The UK has woken up to stricter measures on Tuesday 24 March to help prevent the spread of coronavirus, including a ban on gatherings of more than two people.
As per the new rules, people should leave home only to exercise once a day, travel to and from work where “absolutely necessary,” shop for essential items and to fulfil any medical or care needs.
Instead of travelling to offices, many people are working from home for the first time to help prevent the spread of coronavirus. Although an increasing number of employers are ditching the traditional office nine-to-five in favour of flexible working, some are still hesitant to allow staff to work from home.
Staying at home, self-isolating and social distancing is crucial to keep safe and stop the spread of Covid-19. And yet many workers – even those with underlying health concerns or vulnerable family members – are still struggling to get permission to work remotely.
“Going remote doesn’t mean everything’s about to change,” says Paul Pellman, CEO of Kazoo, an employee experience platform. “At the heart of it, your work is still your work, and your relationship with your manager and colleagues is still based on trust, communication, and a shared commitment to success.
“It’s important that employees already have lines of communication and trust established before urgent situations arise like the current Covid-19 pandemic. Regular one-on-one meetings should provide an open, honest atmosphere for these conversations to take place. This frequent two-way dialogue is key to empowering employees to have conversations with their managers to get the results they desire.”
First, it can help to make a plan with colleagues about how you can work from home. Depending on your work, you might want to outline what you can get done and highlight that you are able to get things done even when you are out of the office. You can suggest using certain apps or software so your manager can see what you are working on, such as Trello.

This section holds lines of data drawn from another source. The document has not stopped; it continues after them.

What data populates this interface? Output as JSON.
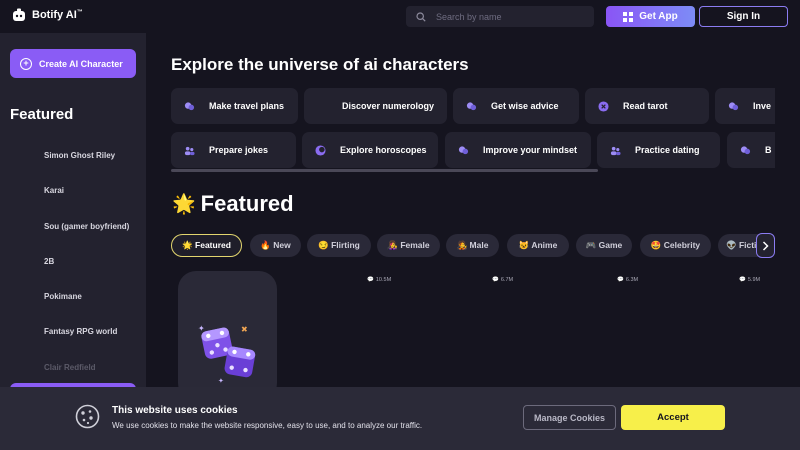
{
  "header": {
    "brand": "Botify AI",
    "brand_mark": "™",
    "search_placeholder": "Search by name",
    "get_app_label": "Get App",
    "sign_in_label": "Sign In"
  },
  "sidebar": {
    "create_label": "Create AI Character",
    "section_title": "Featured",
    "items": [
      {
        "label": "Simon Ghost Riley"
      },
      {
        "label": "Karai"
      },
      {
        "label": "Sou (gamer boyfriend)"
      },
      {
        "label": "2B"
      },
      {
        "label": "Pokimane"
      },
      {
        "label": "Fantasy RPG world"
      },
      {
        "label": "Clair Redfield"
      }
    ]
  },
  "main": {
    "title": "Explore the universe of ai characters",
    "prompt_chips": [
      {
        "label": "Make travel plans",
        "icon": "chat-bubbles-icon"
      },
      {
        "label": "Discover numerology",
        "icon": "none"
      },
      {
        "label": "Get wise advice",
        "icon": "chat-bubbles-icon"
      },
      {
        "label": "Read tarot",
        "icon": "close-circle-icon"
      },
      {
        "label": "Inve",
        "icon": "chat-bubbles-icon"
      },
      {
        "label": "Prepare jokes",
        "icon": "people-icon"
      },
      {
        "label": "Explore horoscopes",
        "icon": "moon-circle-icon"
      },
      {
        "label": "Improve your mindset",
        "icon": "chat-bubbles-icon"
      },
      {
        "label": "Practice dating",
        "icon": "people-icon"
      },
      {
        "label": "B",
        "icon": "chat-bubbles-icon"
      }
    ],
    "featured_emoji": "🌟",
    "featured_title": "Featured",
    "categories": [
      {
        "label": "🌟 Featured",
        "active": true
      },
      {
        "label": "🔥 New"
      },
      {
        "label": "😏 Flirting"
      },
      {
        "label": "👩‍🎤 Female"
      },
      {
        "label": "🧑‍🎤 Male"
      },
      {
        "label": "😺 Anime"
      },
      {
        "label": "🎮 Game"
      },
      {
        "label": "🤩 Celebrity"
      },
      {
        "label": "👽 Fiction"
      }
    ],
    "card_views": [
      "10.5M",
      "6.7M",
      "6.3M",
      "5.9M"
    ]
  },
  "cookie": {
    "title": "This website uses cookies",
    "text": "We use cookies to make the website responsive, easy to use, and to analyze our traffic.",
    "manage_label": "Manage Cookies",
    "accept_label": "Accept"
  },
  "colors": {
    "background": "#15141f",
    "panel": "#23222f",
    "accent": "#8a5cf5",
    "accept": "#f7ef4a",
    "active_border": "#e3d66e"
  }
}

It’s important to suggest ways in which you can keep in touch remotely. If email is too slow, instant messaging platforms such as Slack can be helpful.

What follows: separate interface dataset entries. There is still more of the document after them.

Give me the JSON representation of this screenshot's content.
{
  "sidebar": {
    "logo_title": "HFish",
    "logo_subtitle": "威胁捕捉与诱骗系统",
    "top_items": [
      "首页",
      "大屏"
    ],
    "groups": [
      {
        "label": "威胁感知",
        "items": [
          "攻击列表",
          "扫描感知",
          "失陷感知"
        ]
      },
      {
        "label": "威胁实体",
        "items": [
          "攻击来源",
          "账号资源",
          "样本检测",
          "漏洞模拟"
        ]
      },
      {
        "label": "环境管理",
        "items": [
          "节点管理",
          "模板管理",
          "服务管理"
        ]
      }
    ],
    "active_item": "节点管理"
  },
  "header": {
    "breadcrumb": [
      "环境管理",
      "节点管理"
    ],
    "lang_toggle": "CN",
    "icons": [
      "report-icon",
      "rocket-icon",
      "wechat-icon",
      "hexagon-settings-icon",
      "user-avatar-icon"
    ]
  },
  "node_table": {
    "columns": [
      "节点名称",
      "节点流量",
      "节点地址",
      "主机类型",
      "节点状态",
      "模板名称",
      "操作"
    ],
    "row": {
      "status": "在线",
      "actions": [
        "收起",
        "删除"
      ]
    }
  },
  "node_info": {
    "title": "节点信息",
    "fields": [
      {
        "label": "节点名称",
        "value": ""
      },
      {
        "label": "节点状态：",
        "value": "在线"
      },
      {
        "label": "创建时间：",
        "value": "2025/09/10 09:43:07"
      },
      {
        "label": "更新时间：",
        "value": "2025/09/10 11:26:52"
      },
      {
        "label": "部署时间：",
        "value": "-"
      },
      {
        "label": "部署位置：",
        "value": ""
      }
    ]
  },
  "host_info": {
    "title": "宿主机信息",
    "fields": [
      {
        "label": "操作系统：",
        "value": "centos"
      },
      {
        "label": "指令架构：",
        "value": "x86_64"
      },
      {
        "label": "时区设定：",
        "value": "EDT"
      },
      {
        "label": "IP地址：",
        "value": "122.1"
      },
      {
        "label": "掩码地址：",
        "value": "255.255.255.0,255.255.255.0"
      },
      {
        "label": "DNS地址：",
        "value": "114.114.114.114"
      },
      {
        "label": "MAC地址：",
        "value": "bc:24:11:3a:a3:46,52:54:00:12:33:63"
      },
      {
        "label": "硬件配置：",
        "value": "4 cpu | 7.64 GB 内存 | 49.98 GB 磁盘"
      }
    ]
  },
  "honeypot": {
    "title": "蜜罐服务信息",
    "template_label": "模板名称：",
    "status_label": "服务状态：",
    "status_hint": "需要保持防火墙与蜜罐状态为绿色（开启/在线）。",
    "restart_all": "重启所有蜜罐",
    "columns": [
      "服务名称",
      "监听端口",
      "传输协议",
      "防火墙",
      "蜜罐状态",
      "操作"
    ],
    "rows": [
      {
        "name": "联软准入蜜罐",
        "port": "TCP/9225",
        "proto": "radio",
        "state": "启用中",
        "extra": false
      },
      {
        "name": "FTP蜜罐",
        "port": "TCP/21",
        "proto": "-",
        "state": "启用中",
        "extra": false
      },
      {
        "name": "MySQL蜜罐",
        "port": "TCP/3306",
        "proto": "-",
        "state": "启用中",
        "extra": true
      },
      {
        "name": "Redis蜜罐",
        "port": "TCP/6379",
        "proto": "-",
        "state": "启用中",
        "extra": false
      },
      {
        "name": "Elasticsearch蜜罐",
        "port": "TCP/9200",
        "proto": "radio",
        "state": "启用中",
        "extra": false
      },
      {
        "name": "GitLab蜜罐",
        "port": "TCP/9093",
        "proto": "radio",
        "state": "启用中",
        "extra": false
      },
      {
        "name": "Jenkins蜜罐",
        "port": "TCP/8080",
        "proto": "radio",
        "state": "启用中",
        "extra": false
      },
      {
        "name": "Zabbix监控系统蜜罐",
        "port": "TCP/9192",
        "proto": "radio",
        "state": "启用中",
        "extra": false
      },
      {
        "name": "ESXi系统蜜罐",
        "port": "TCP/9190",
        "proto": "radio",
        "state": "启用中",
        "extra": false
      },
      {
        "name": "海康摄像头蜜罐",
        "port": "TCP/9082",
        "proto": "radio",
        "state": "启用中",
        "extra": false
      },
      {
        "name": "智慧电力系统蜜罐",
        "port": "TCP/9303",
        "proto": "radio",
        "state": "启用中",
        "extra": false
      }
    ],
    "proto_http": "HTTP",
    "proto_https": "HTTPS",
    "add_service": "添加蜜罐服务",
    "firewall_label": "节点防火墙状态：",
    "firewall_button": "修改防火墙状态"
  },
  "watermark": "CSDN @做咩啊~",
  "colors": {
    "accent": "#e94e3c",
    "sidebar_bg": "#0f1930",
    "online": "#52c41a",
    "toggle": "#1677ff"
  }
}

Pointing out that employees are likely to be more productive when working from home is also useful. If workers are worried about their health when commuting or working in an office, it is probable that they aren’t getting much done. Instead, allowing people to telecommute and stay safe is far more likely to boost trust, motivation and productivity during this challenging time.
Being at home may also be a better place to work in general, too. According to a 2017 Stanford study, remote employees had a 13% improvement in performance, in part because they were more likely to work the full workday and because it was easier to concentrate.

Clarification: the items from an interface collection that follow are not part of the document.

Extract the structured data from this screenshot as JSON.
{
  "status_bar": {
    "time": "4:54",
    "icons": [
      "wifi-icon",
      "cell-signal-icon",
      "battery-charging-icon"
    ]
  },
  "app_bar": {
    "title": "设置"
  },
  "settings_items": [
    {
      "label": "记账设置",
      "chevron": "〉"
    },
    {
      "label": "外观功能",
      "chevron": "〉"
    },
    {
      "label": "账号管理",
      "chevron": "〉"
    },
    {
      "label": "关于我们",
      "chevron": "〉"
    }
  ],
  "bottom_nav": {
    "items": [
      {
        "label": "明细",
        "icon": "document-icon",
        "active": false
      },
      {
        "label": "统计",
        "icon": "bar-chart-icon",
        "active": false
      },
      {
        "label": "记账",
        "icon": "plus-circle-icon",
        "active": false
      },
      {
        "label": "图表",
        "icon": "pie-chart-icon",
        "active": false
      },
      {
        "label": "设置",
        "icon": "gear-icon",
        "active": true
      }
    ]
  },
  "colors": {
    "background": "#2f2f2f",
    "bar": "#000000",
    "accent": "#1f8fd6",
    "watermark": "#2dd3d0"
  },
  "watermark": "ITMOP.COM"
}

Most importantly, remind your boss of the current public health emergency. More than 330 people have died in the UK after testing positive for coronavirus, including young people. Thousands of people have been infected by Covid-19 and the number of cases is rising, leaving a huge number of vulnerable people at risk. If people fail to follow the new lockdown rules and leave their homes without a valid reason, they can now be fined.
“Companies and managers who prioritise their employees understand that putting their employees’ health and emotional well-being at the forefront of their crisis response strategy is key,” Pellman says.
“Once companies do have a remote work policy in place, they need to think about the role managers play in creating a better employee experience for remote teams,” he adds. “This starts with over-communication and setting clear expectations for work-from-home employees around what work they will be doing, how their work will be completed, and how their role within the team and organisation are crucial to ensuring they are engaged in and enjoy their work.”
It’s also important for managers to regularly check-in with workers throughout the day, too. Not just to make sure expectations are being laid out clearly, but also to check how they are feeling both physically and emotionally.